The Newburger-Bellinger Cardiac Neurodevelopmental Award was established in 2013 by the Cardiac Neurodevelopmental Outcome Collaborative to honor Jane Newburger and David Bellinger, pioneers in research designed to understand and improve neurodevelopmental outcomes for children with heart disease. The award is presented annually at the Scientific Sessions of the Cardiac Neurodevelopmental Outcome Collaborative.
Newburger-Bellinger Cardiac Neurodevelopmental Award
NOMINATIONS ACCEPTED between January 15 and March 16, 2020.
Criteria for nomination: A cardiologist, surgeon, anesthesiologist, neurologist, developmental pediatrician, geneticist, psychologist, nurse, PhD researcher, or other neurodevelopmental professional who has made significant contributions to clinical care, research knowledge, teaching or community advocacy leading to improvements in the neurodevelopmental outcomes of children with heart disease. Please forward this page to other colleagues who may be interested. Membership in CNOC is not a factor.
Submit a letter of support that details the nominee’s significant contribution to Kelly Wolfe, CNOC Secretary. All letters of nomination will be reviewed by the Steering Committee, and all nominees notified by April 1. The selected award recipient will deliver a keynote address during the 9th Annual Scientific Sessions of the Cardiac Neurodevelopmental Outcome Collaborative in Houston, Texas, October 22-25, 2020.
2019 Recipient – Richard A. Jonas MD
Dr. Jonas has been the chief of cardiac surgery and co-director of the Children’s National Heart Institute in Washington DC since 2004. He previously spent 20 years on staff at Children’s Hospital Boston including 10 years as department chief and the William E. Ladd Chair of Surgery at Harvard Medical School.

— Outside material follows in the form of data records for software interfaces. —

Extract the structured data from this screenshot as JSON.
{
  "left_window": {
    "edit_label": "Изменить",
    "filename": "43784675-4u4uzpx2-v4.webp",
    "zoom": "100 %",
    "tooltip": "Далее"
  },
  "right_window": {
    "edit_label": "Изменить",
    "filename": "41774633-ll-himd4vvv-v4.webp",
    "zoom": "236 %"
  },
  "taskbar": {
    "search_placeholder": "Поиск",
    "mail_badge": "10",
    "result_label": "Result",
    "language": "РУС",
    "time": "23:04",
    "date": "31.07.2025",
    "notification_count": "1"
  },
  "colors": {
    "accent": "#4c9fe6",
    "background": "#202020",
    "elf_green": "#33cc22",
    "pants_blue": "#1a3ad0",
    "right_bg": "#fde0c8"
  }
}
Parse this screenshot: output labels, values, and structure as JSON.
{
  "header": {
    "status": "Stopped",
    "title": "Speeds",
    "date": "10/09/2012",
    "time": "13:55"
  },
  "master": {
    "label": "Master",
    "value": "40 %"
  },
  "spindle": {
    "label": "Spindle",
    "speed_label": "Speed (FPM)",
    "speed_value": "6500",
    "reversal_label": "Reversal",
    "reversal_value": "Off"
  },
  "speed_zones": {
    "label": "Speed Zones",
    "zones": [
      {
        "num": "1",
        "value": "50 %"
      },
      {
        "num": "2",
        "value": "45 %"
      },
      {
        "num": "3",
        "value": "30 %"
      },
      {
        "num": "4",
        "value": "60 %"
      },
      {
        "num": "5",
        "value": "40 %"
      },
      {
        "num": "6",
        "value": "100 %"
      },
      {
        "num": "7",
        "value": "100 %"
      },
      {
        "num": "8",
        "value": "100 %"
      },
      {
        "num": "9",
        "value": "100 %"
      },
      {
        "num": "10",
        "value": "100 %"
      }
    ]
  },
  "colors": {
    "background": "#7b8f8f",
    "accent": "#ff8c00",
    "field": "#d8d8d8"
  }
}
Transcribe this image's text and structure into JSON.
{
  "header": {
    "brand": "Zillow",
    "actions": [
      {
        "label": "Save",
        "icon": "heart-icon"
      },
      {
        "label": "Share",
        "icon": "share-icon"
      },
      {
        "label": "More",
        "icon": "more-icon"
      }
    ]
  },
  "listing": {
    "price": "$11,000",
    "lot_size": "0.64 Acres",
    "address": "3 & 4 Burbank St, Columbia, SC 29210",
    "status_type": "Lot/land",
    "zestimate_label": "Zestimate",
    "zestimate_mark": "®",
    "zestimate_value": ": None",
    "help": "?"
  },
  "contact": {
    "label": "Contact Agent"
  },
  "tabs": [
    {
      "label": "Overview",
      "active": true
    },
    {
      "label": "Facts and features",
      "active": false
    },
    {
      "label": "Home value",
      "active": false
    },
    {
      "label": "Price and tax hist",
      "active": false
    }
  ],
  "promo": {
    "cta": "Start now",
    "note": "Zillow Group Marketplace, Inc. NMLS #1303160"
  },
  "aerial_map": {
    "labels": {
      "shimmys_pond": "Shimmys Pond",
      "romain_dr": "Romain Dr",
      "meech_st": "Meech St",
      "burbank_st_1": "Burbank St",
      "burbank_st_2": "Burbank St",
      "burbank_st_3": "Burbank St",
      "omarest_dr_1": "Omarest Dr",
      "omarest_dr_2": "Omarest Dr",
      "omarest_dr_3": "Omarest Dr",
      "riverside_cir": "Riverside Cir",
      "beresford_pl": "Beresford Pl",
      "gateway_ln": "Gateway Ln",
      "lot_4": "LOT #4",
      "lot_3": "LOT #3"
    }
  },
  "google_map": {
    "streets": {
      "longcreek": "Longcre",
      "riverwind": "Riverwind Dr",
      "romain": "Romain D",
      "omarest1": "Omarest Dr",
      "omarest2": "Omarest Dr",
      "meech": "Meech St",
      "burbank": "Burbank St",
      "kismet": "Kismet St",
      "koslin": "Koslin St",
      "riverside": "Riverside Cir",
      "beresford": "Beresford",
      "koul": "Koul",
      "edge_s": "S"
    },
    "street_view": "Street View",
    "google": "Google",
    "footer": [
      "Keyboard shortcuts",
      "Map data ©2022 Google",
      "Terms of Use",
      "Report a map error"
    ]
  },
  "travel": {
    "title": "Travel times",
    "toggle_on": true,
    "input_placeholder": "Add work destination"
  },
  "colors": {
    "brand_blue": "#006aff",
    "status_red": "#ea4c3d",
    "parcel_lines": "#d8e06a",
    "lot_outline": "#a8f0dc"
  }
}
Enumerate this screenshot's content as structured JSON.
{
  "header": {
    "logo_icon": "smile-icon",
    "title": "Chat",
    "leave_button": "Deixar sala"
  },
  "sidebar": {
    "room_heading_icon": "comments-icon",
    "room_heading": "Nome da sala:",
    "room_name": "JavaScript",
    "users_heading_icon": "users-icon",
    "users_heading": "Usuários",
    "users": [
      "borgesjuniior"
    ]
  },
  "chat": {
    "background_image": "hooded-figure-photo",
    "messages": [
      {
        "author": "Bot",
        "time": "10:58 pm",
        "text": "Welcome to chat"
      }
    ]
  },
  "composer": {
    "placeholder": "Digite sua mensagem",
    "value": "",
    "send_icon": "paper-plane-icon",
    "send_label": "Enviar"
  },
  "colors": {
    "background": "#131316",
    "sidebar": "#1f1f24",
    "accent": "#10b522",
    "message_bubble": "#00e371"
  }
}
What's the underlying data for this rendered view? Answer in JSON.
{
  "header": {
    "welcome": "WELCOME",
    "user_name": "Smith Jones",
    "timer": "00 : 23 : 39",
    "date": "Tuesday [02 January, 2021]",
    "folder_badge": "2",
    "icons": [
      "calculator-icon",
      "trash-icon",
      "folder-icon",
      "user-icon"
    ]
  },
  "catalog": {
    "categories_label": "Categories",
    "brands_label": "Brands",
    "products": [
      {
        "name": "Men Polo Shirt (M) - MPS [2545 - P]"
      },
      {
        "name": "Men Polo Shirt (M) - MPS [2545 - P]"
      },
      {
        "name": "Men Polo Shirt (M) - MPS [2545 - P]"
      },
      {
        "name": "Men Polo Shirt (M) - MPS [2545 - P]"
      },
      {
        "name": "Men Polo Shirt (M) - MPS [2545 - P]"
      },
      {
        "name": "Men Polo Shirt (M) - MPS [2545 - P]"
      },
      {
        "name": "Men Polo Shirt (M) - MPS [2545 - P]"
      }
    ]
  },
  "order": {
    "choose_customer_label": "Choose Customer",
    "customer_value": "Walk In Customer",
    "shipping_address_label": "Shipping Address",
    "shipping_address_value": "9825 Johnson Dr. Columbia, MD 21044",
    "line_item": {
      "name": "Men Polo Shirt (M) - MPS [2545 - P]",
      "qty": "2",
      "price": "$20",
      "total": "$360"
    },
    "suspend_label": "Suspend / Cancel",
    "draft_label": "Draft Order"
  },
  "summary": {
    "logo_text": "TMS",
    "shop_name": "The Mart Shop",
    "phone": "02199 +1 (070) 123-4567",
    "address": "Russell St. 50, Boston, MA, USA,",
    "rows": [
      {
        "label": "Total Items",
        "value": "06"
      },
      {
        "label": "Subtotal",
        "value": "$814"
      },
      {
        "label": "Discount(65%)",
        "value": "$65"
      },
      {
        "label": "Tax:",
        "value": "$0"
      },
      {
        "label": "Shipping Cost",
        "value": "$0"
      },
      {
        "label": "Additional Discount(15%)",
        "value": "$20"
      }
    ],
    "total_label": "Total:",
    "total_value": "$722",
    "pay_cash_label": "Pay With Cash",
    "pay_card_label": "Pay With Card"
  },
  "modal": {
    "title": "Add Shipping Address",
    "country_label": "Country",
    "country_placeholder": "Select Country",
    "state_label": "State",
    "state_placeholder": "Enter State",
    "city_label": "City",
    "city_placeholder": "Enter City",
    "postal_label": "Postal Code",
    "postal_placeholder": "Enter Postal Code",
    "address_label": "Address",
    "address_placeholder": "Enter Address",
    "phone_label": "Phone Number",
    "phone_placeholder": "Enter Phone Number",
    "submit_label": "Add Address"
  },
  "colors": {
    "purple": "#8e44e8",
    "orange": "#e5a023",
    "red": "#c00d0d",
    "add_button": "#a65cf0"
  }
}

Dr. Jonas’ interest in neurodevelopment following cardiac surgery began with studies in the Harvard psychology department developing rodent models of ischemic brain injury. He subsequently undertook a series of highly productive piglet cardiopulmonary bypass studies at the National Magnet Laboratory at MIT. These studies suggested that the techniques of bypass used at the time were suboptimal including the use of rapid cooling with severe hemodilution and alkalosis. Inferences from these laboratory studies, together with an epidemic of choreoathetosis in the late 1980s, led to retrospective clinical studies and subsequently several prospective randomized clinical trials at Boston Children’s examining the neurodevelopmental consequences of various bypass manipulations. These early studies were conducted with the outstanding collaborative efforts of Dr. Jane Newburger and Dr. David Bellinger.
Since moving to Children’s National Dr. Jonas’ laboratory studies of neuroprotection have been conducted in conjunction with Dr. Vittorio Gallo, director of neuroscience research at Children’s National and Dr. Nobu Ishibashi, director of the cardiac surgery research laboratory. Their NIH supported studies have investigated the impact of congenital heart disease and cardiopulmonary bypass on the development of the brain, particularly white matter, in the individual with congenital heart disease.